Once upon a time, self-serve gas stations were a novelty, and it wasn’t unreasonable to think that allowing untrained consumers to pump their own gasoline might pose a safety threat. But drivers got used to operating the pumps, fuel-dispensing technology improved, gas-station owners welcomed the savings — and self-serve stations grew enormously popular. In only two states, New Jersey and Oregon, are motorists still prohibited by law from pumping gasoline, an eccentric prohibition that has irritated many visitors driving through those states.
In Massachusetts, self-service gas stations have long been the norm — except in a handful of communities where it is still illegal for motorists to pump their own gas. Among those communities is Arlington, which banned self-service in 1975. One Arlington Town Meeting member, Carl Wagner, thinks 38 years of this no-choice policy are enough, and he is urging town officials to overturn it.

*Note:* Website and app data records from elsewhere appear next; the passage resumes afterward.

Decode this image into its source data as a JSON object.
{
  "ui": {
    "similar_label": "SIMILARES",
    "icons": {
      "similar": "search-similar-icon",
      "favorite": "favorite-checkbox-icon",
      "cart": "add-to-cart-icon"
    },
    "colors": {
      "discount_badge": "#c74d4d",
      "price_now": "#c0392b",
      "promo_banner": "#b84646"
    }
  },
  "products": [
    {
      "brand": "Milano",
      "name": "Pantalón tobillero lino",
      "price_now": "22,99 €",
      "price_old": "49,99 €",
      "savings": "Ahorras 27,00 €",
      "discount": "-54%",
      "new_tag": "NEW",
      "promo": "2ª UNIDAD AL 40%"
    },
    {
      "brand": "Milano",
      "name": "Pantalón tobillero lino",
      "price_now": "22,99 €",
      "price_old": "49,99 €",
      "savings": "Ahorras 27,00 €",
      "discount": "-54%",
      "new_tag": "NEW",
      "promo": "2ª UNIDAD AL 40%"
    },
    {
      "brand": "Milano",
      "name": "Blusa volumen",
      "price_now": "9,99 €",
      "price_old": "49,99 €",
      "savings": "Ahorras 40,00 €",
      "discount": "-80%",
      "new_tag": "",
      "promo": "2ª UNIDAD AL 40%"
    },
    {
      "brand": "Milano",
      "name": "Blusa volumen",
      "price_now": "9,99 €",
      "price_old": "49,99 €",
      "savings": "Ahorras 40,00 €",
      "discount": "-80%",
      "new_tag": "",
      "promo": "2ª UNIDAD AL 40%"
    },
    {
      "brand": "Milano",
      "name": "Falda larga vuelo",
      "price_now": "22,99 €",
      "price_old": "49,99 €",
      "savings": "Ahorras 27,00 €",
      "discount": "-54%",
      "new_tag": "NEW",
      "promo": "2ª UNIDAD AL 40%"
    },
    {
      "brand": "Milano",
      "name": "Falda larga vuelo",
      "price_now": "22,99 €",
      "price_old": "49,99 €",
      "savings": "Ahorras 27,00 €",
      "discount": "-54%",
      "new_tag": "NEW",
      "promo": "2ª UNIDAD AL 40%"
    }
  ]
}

It’s hard to see any reasonable objection to such a common-sense fix, nor any reason why Milford, Upton, and Weymouth (the other full-serve-only holdouts) shouldn’t follow suit. No one is talking about mandating self-serve pumping. Gas station owners should simply have the freedom to offer self-serve, full-serve, or both, and to base that decision on what their customers want. Some motorists like having someone else “fill ’er up,” while they stay put. Others would rather jump out of the car, swipe their card, and do it themselves. There’s no reason the law needs to take sides.